Lotus Sutra ［法華経］ ( Saddharma-pundarīka-sūtra; Chin Fa-hua-ching; Hoke-kyō): One of the Mahayana sutras. Several Sanskrit manuscripts are extant, and Sanskrit fragments have been discovered in Nepal, Kashmir, and Central Asia. There is also a Tibetan version. Six Chinese translations of the sutra were made, of which three are extant. They are (1) the Lotus Sutra of the Correct Law, in ten volumes and twenty-seven chapters, translated by Dharmaraksha in 286; (2) the Lotus Sutra of the Wonderful Law, in eight volumes and twenty-eight chapters, translated by Kumārajīva in 406; and (3) the Supplemented Lotus Sutra of the Wonderful Law, in seven volumes and twenty-seven chapters, translated by Jnānagupta and Dharmagupta in 601. Among these, Kumārajīva’s Lotus Sutra of the Wonderful Law has known the greatest popularity. Therefore, in China and Japan, the name Lotus Sutra usually indicates the Lotus Sutra of the Wonderful Law (Chin Miao-fa-lien-hua-ching; Myoho-renge-kyo).

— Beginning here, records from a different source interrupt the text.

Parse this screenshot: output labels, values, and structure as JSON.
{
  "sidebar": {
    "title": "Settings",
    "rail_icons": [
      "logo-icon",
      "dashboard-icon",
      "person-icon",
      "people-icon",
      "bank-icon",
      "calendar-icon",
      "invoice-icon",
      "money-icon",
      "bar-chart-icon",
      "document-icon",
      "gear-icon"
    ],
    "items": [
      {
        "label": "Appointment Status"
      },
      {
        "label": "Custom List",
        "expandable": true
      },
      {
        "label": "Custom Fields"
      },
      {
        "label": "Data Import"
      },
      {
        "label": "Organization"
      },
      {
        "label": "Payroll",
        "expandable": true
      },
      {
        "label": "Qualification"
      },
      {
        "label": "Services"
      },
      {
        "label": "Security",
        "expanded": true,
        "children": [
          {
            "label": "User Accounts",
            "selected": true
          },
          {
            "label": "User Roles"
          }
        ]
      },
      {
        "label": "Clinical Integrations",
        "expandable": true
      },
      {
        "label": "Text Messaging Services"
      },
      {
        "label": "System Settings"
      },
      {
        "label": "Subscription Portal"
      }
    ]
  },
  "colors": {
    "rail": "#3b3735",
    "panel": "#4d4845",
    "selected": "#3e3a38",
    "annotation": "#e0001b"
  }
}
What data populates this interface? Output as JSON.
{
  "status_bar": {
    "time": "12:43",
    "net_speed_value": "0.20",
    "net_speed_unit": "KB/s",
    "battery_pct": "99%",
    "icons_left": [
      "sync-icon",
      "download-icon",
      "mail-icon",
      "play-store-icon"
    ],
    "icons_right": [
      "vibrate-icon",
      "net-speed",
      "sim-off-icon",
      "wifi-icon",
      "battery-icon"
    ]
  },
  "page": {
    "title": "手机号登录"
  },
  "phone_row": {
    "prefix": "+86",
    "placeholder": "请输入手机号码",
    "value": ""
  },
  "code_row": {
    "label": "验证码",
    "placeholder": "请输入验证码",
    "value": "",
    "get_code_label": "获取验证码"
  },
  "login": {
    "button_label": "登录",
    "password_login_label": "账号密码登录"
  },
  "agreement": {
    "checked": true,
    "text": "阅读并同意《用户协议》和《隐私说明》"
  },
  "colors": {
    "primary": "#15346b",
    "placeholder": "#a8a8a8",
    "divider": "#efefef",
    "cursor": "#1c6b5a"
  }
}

In India, Nāgārjuna (c. 150–250) often cited the Lotus Sutra in his Treatise on the Great Perfection of Wisdom, and Vasubandhu wrote a commentary on the Lotus Sutra known as The Treatise on the Lotus Sutra of the Wonderful Law. In China, Kumārajīva’s Lotus Sutra of the Wonderful Law exerted a great influence and was widely read. Many scholars, including Fa-yün (467–529), wrote commentaries on it. T’ien-t’ai (538–597), in The Profound Meaning of the Lotus Sutra, formulated a system of classification of the entire body of Buddhist sutras called the “five periods and eight teachings,” which ranks the Lotus Sutra above all the other sutras. His lectures on the sutra’s text are compiled as The Words and Phrases of the Lotus Sutra, and on his method of practice as Great Concentration and Insight. These two works and Profound Meaning are the records of T’ien-t’ai’s lectures compiled by his disciple Chang-an and are together known as T’ien-t’ai’s three major works.
In Japan, Prince Shōtoku (574–622) designated the Lotus, Shrīmālā, and Vimalakīrti sutras as the three sutras that could protect the country, and he wrote commentaries on each of them. After that, the Lotus Sutra gained wide acceptance in Japan. Emperor Shōmu (701–756) built provincial temples for priests and nuns throughout the country. In the temples for nuns, the Lotus Sutra was honored above all other sutras for its teaching that women can attain Buddhahood. Dengyō (767–822) established the Tendai (Chin T’ien-t’ai) school, which was based on the Lotus Sutra and became one of the major Buddhist schools in Japan. Nichiren (1222–1282) also upheld the Lotus Sutra, which describes all living beings as potential Buddhas, and identified its essence as Nam-myoho-renge-kyo, spreading this teaching. In his later years he lectured on the Lotus Sutra, and his lectures were compiled by his disciples, by Nikkō as The Record of the Orally Transmitted Teachings and by Nikō as The Recorded Lectures. See also Lotus Sutra of the Wonderful Law.